----- Extracted records
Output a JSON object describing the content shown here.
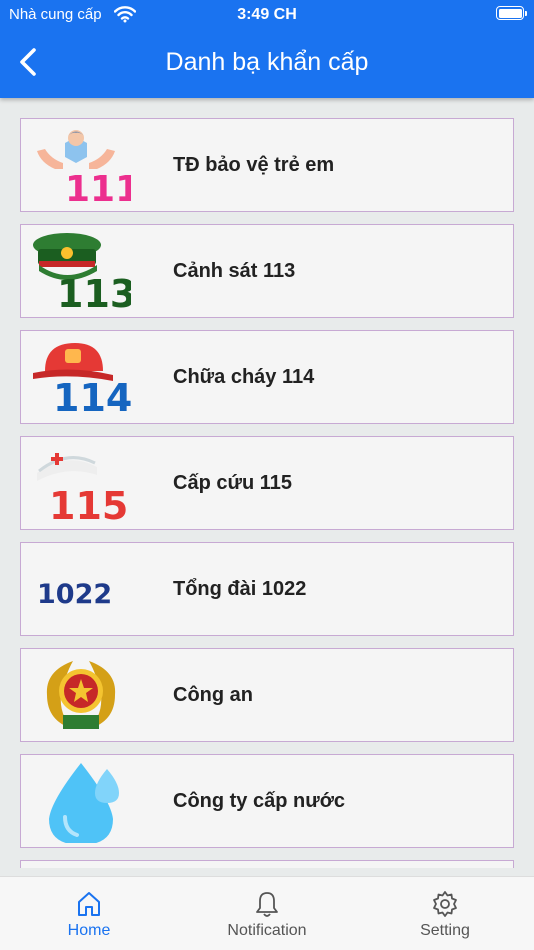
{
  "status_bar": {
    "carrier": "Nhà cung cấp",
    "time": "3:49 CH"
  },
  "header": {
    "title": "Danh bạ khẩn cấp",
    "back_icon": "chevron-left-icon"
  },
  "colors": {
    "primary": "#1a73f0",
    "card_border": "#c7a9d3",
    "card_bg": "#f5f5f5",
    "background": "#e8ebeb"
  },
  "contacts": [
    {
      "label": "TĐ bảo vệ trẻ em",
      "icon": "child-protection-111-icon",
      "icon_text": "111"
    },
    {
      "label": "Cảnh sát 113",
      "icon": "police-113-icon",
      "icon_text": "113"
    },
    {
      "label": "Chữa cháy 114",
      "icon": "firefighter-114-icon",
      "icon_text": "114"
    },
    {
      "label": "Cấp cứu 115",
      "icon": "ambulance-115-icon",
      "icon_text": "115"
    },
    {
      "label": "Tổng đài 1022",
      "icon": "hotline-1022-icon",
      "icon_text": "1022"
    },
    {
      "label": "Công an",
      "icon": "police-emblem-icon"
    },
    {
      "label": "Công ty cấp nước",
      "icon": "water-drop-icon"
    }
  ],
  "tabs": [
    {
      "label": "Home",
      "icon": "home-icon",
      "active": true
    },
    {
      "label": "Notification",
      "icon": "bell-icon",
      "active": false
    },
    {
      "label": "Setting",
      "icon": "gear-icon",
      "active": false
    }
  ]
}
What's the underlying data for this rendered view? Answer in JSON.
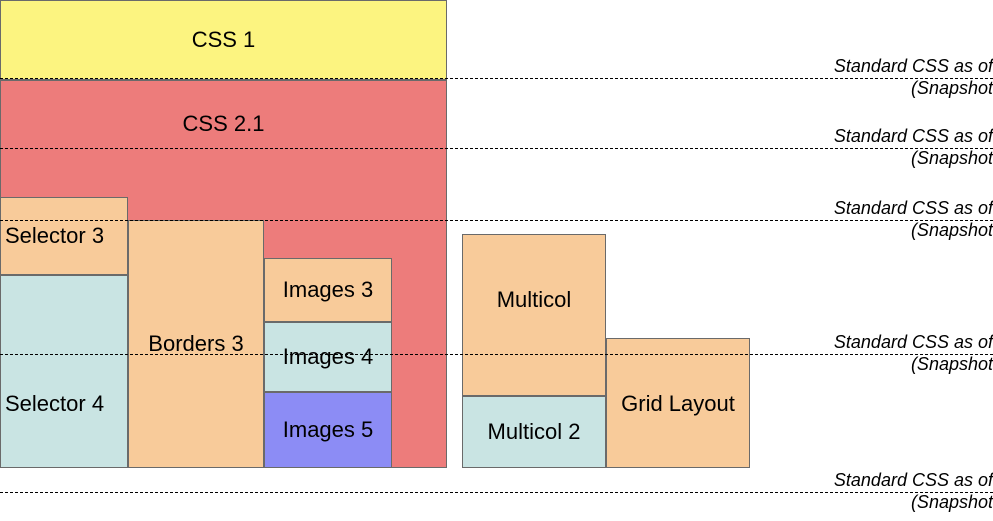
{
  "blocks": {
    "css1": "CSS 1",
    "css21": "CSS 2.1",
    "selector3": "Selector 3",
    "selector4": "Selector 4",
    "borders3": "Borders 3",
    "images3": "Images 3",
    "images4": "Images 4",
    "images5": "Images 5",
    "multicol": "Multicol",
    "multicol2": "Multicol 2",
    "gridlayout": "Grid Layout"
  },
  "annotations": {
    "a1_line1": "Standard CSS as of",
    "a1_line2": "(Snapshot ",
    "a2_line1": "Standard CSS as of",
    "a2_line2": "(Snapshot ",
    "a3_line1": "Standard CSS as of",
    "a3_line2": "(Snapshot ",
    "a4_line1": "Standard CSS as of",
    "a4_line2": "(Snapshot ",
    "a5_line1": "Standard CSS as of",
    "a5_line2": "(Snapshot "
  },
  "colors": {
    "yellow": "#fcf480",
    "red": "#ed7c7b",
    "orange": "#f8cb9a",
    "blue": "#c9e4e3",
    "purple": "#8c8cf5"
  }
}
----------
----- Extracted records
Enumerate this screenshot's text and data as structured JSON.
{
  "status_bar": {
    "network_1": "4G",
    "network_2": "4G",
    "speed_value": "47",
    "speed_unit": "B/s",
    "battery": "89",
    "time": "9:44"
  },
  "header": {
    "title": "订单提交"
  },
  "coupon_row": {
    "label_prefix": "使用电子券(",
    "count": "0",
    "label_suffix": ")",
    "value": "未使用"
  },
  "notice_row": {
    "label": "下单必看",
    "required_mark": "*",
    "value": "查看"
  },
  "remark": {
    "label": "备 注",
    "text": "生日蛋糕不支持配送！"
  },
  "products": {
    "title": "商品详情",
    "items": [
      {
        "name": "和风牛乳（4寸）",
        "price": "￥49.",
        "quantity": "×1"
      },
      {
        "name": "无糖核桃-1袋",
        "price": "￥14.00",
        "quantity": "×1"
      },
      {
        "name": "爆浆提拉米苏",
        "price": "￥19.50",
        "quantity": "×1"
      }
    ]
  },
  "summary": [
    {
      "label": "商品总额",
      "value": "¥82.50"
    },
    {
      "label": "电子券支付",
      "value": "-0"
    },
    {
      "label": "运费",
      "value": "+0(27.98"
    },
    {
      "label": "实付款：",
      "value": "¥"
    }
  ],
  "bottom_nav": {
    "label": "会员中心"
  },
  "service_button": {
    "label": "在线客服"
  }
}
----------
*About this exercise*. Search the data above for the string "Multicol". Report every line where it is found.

*Solution*.
    "multicol": "Multicol",
    "multicol2": "Multicol 2",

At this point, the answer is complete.